Bemidji State University’s Northwoods Queer Outreach program and Hispanic Cultures Through a Media Lens projects have been awarded with 2020 Innovation Funding by Minnesota State Educational Innovations.
Each year, the Minnesota State system of colleges and universities holds a Shark Tank Open program, which allows faculty and staff at the system’s 37 colleges and universities to present project ideas to an audience and a panel of judges. Winning projects can receive as much as $25,000 in innovation funding.
This year’s fifth annual Shark Tank Open featured virtual pitches as a result of the COVID-19 pandemic. Sixty-four pitches were prerecorded in April 2020 and submitted to panelists for review, and 21 were selected for funding — including two from Bemidji State.
BSU’s Northwoods Queer Outreach program, using a $9,974 small-seed grant, will raise awareness on inclusive topics and build connections between university services and the broader community.

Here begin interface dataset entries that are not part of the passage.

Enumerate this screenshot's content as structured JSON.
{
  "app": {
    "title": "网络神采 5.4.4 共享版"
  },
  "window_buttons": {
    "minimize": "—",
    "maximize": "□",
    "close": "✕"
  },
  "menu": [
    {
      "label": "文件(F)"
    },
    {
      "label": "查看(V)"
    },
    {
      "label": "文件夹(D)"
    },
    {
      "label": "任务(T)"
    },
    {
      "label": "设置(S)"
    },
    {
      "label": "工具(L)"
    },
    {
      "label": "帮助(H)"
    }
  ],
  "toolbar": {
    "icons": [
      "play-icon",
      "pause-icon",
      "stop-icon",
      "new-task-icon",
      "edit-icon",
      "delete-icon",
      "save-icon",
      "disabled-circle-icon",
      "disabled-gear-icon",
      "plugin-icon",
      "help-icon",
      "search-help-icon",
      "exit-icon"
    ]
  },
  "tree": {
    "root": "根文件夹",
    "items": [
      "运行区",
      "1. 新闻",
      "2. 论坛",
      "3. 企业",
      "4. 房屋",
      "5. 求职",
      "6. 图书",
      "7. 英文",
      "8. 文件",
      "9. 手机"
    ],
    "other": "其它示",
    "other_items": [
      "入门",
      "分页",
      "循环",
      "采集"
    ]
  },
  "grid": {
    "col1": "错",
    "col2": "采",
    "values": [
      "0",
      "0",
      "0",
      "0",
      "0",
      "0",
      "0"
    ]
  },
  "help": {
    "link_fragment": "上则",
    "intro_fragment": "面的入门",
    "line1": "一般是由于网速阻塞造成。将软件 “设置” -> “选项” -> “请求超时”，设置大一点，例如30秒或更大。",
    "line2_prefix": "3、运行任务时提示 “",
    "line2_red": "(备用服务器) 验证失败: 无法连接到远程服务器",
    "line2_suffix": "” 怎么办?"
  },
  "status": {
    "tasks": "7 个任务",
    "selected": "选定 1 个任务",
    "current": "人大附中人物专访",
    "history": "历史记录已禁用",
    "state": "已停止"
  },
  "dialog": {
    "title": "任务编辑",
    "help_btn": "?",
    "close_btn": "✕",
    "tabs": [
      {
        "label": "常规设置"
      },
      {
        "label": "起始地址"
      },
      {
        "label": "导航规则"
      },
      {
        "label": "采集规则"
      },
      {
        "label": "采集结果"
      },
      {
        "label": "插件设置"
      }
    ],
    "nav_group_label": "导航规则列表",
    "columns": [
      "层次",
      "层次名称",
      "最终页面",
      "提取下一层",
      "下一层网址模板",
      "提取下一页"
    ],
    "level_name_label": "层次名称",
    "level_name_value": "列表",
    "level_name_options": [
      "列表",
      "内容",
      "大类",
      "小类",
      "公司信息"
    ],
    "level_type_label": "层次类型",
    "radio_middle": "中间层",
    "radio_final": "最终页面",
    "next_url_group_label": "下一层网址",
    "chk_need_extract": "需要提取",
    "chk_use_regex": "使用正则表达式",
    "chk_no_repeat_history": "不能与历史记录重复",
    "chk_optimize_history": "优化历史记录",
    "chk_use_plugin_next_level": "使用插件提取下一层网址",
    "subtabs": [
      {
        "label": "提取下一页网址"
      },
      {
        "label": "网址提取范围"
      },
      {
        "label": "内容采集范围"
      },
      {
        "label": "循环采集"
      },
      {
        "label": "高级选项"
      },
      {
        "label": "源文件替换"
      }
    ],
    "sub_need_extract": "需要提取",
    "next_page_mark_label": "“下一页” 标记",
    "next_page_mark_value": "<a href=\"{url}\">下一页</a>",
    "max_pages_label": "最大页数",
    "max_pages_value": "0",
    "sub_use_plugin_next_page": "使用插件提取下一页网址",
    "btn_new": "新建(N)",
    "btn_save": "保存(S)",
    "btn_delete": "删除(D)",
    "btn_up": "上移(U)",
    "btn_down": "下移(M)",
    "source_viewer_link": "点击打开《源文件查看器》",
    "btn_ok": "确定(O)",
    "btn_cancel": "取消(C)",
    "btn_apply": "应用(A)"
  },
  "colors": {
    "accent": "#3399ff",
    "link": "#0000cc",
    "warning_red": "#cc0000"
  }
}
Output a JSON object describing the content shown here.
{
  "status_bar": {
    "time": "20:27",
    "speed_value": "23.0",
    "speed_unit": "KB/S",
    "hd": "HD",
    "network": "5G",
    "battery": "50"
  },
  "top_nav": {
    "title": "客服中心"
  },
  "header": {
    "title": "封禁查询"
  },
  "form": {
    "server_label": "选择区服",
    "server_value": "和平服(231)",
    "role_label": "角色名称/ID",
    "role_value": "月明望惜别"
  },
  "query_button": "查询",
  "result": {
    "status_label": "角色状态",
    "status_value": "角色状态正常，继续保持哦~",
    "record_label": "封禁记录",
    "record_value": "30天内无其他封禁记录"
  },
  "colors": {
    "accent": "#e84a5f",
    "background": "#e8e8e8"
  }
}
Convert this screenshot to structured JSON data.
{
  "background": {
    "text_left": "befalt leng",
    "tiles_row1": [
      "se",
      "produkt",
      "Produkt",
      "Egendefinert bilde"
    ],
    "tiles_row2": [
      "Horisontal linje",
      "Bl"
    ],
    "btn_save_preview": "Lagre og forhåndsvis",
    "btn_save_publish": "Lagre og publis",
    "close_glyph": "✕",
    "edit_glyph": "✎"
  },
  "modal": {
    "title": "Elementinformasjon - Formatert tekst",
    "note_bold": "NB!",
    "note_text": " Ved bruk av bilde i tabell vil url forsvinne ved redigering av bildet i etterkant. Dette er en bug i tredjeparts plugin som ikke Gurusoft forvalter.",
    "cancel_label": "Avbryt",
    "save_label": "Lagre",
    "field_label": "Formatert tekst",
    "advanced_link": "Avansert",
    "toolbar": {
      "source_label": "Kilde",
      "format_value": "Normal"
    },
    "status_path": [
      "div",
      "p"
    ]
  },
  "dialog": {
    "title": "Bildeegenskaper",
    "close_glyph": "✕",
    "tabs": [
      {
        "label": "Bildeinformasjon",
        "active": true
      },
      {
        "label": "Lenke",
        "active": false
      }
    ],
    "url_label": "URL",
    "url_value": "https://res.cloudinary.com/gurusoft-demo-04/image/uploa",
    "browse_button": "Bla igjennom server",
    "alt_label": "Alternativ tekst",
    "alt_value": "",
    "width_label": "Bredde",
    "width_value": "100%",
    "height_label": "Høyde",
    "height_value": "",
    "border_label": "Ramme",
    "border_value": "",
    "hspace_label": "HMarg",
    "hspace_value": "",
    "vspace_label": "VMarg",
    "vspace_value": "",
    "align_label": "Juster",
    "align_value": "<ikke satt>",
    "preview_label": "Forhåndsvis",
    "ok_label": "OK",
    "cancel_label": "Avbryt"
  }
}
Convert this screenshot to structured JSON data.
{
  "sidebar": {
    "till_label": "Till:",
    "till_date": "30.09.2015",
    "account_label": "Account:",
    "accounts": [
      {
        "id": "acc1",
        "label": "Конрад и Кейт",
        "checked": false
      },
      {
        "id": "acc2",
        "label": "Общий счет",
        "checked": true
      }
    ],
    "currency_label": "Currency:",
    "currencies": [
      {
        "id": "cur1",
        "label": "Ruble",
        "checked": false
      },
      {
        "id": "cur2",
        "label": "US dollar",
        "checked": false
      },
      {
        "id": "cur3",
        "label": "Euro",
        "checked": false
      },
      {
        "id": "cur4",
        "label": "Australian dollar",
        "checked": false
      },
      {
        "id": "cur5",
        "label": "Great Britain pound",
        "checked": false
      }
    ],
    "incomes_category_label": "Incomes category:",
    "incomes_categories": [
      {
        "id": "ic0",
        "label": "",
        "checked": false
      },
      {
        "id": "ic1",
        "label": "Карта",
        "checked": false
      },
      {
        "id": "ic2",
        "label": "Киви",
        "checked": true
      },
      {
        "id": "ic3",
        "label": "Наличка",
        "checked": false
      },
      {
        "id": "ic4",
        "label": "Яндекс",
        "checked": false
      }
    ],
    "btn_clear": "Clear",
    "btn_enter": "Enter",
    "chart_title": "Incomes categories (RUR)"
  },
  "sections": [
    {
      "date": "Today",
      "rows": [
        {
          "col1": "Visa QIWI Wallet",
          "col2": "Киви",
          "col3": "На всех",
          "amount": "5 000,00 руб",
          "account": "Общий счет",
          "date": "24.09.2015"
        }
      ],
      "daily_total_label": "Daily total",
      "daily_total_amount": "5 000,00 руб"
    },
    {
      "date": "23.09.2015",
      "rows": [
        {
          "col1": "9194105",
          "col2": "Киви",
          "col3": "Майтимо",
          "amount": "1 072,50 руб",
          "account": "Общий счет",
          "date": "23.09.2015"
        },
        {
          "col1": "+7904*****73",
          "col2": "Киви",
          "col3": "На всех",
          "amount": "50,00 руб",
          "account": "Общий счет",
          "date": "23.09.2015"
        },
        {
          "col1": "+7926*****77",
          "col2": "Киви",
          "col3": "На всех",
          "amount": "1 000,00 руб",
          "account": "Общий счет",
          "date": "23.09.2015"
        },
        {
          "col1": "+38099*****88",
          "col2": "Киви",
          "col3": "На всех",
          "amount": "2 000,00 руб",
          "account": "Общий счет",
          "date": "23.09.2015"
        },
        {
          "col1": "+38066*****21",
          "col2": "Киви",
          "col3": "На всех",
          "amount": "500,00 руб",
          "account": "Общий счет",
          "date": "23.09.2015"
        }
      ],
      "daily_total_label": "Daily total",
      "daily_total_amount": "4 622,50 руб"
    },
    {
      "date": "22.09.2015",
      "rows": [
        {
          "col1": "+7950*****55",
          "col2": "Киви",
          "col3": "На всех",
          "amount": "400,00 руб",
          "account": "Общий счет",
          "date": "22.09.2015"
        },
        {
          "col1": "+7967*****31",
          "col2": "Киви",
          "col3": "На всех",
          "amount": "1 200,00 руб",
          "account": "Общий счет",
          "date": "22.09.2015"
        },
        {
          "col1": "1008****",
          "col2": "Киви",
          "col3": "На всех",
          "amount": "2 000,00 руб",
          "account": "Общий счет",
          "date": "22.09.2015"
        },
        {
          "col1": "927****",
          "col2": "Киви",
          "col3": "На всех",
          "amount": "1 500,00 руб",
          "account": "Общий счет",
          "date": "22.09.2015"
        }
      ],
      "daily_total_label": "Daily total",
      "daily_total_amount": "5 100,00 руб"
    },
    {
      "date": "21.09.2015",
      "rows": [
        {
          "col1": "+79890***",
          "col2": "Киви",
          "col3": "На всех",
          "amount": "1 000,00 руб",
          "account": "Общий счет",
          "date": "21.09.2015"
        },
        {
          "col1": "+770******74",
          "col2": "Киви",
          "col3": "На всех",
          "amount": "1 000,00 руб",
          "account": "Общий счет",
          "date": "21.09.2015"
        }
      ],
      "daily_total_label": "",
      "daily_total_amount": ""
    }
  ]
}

The project, spearheaded by Dr. Kathryn Klement, assistant professor of psychology, and Dr. Kate Larson, associate professor of psychology, is dedicated to providing LGBTQ+ educational resources and training prepared by professionals.
“Dr. Klement and I were inspired to open NQO in an effort to increase queer and trans representation across campus and within our community,” Larson said. “Bemidji State is uniquely situated in a Northern, rural part of the state and when you search for other established resources the closest queer supports are hours away. Providing valuable education and resources for the LGBTQQIP2SAA+ student community here is crucial when promoting a welcoming and inclusive environment for all.”
The Hispanic Cultures Through a Media Lens project, awarded a $10,000 small-seed grant, will create an open audiovisual textbook for use in Hispanic film and media courses. Developed by Dr. Ana Lopez-Aguilera, assistant professor of Spanish, the materials will engage students in foreign-language learning and cultural diversity.
“My project involves creating an open, online textbook for Hispanic Film and Media courses,” Lopez-Aguilera said. “It will be based on interacting with audiovisual texts rather than reading traditional literary texts. The textbook will consist of a series of lesson plans, each centered on one audiovisual text. The lesson plans will include activities to analyze the plot, the characters, the historical context and narrative techniques.”
Both BSU projects are currently in production and the next innovation funding round will be announced in November.